Since then, Israel has wrestled with how to cope with those already in the country. Many took up menial jobs in hotels and restaurants, and thousands settled in southern Tel Aviv, where Israeli residents began complaining of rising crime.
Hawkish Israeli politicians have labeled them infiltrators, with one calling them “a cancer” threatening the country’s Jewish character. Israel has gone from detaining them in remote desert prisons to purportedly reaching a deal with a third country, believed to be Rwanda, to have them deported. All the while, Israel has faced legal challenges, with the U.N. deal offering a potential solution to a yearslong saga that has divided the country.
Critics at home and in the Jewish American community had called the earlier plan to deport the migrants to a third country unethical and a stain on Israel’s image as a refuge for Jewish migrants. Groups of Israeli doctors, academics, Holocaust survivors, rabbis, poets and pilots all appealed to halt the plan.
Israel considers the vast majority of the migrants to be job-seekers and says it has no legal obligation to keep them. The Africans say they are asylum-seekers who fled for their lives and face renewed danger if they return.
Dror Sadot, spokeswoman for The Hotline for Refugees and Migrants advocacy group, said the fate of the asylum-seekers remains unclear since Netanyahu himself acknowledged that there is no deal with Rwanda and has yet to come up with any alternative policy.
“Of course we will continue our struggle and consider all our legal options until every last asylum-seeker gets the status they deserve,” she said.
On Tuesday, migrants milled about southern Tel Aviv, shopping in stores carrying African goods and ducking into shops selling phone cards. Competing posters hanging from balconies carried messages for and against deporting the migrants.
Sultan, the Eritrean migrant, said he left his homeland in the Horn of Africa because he was in danger. He had been jailed several times for his opposition to the government and feared his life was at risk if he stayed any longer.
He left on a perilous journey, leaving his wife and young children in Eritrea while he sought safety. He hasn’t seen his family, now in an Ethiopian refugee camp, since he fled in 2010.
He has worked in Israeli coffee shops and construction sites to make ends meet. Last year, he was sent to Israel’s Holot detention facility, where he was held for a year as part of Israel’s migrant policy. Now unemployed, he spends his time as a community organizer working to better conditions and seek a solution for his fellow migrants.

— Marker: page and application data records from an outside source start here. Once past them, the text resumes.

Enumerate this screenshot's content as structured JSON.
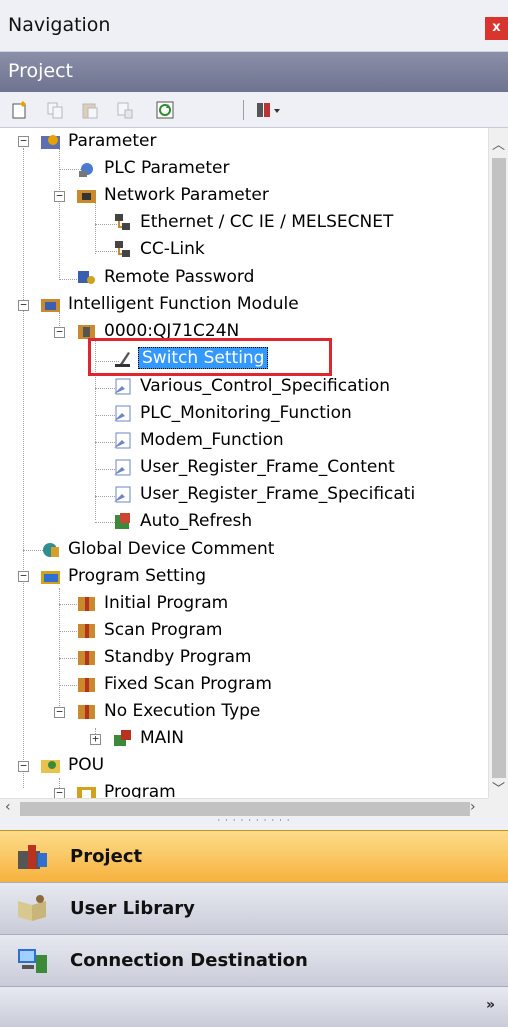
{
  "window": {
    "title": "Navigation",
    "close_icon": "close-icon"
  },
  "panel": {
    "header": "Project"
  },
  "toolbar": {
    "buttons": [
      "new-data-icon",
      "copy-icon",
      "paste-icon",
      "copy-data-icon",
      "refresh-icon",
      "filter-dropdown-icon"
    ]
  },
  "tree": {
    "items": [
      {
        "label": "Parameter",
        "icon": "parameter-folder-icon"
      },
      {
        "label": "PLC Parameter",
        "icon": "plc-parameter-icon"
      },
      {
        "label": "Network Parameter",
        "icon": "network-folder-icon"
      },
      {
        "label": "Ethernet / CC IE / MELSECNET",
        "icon": "network-node-icon"
      },
      {
        "label": "CC-Link",
        "icon": "network-node-icon"
      },
      {
        "label": "Remote Password",
        "icon": "password-icon"
      },
      {
        "label": "Intelligent Function Module",
        "icon": "module-folder-icon"
      },
      {
        "label": "0000:QJ71C24N",
        "icon": "module-icon"
      },
      {
        "label": "Switch Setting",
        "icon": "switch-setting-icon",
        "selected": true
      },
      {
        "label": "Various_Control_Specification",
        "icon": "setting-icon"
      },
      {
        "label": "PLC_Monitoring_Function",
        "icon": "setting-icon"
      },
      {
        "label": "Modem_Function",
        "icon": "setting-icon"
      },
      {
        "label": "User_Register_Frame_Content",
        "icon": "setting-icon"
      },
      {
        "label": "User_Register_Frame_Specificati",
        "icon": "setting-icon"
      },
      {
        "label": "Auto_Refresh",
        "icon": "auto-refresh-icon"
      },
      {
        "label": "Global Device Comment",
        "icon": "device-comment-icon"
      },
      {
        "label": "Program Setting",
        "icon": "program-setting-icon"
      },
      {
        "label": "Initial Program",
        "icon": "program-icon"
      },
      {
        "label": "Scan Program",
        "icon": "program-icon"
      },
      {
        "label": "Standby Program",
        "icon": "program-icon"
      },
      {
        "label": "Fixed Scan Program",
        "icon": "program-icon"
      },
      {
        "label": "No Execution Type",
        "icon": "program-icon"
      },
      {
        "label": "MAIN",
        "icon": "main-program-icon"
      },
      {
        "label": "POU",
        "icon": "pou-folder-icon"
      },
      {
        "label": "Program",
        "icon": "pou-program-icon"
      }
    ]
  },
  "bottom_tabs": [
    {
      "label": "Project",
      "icon": "project-icon",
      "active": true
    },
    {
      "label": "User Library",
      "icon": "user-library-icon",
      "active": false
    },
    {
      "label": "Connection Destination",
      "icon": "connection-destination-icon",
      "active": false
    }
  ],
  "colors": {
    "selection": "#3399ff",
    "highlight_box": "#e0252f",
    "active_tab": "#f6b23e",
    "header": "#6e7390"
  }
}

He accused Netanyahu of playing politics and urged Israel to find a solution. “I want to make clear this is a humanitarian case, not a political issue,” he said.
Following up on a demonstration last month that drew thousands, the migrants responded to Netanyahu’s announcement Tuesday that he was scrapping the deal by protesting outside his office in Jerusalem and in central Tel Aviv.
“As an asylum seeker, as a human being, I’m continuing to fight,” said Sultan. “I hope with the help of the Israeli society there will be a solution.”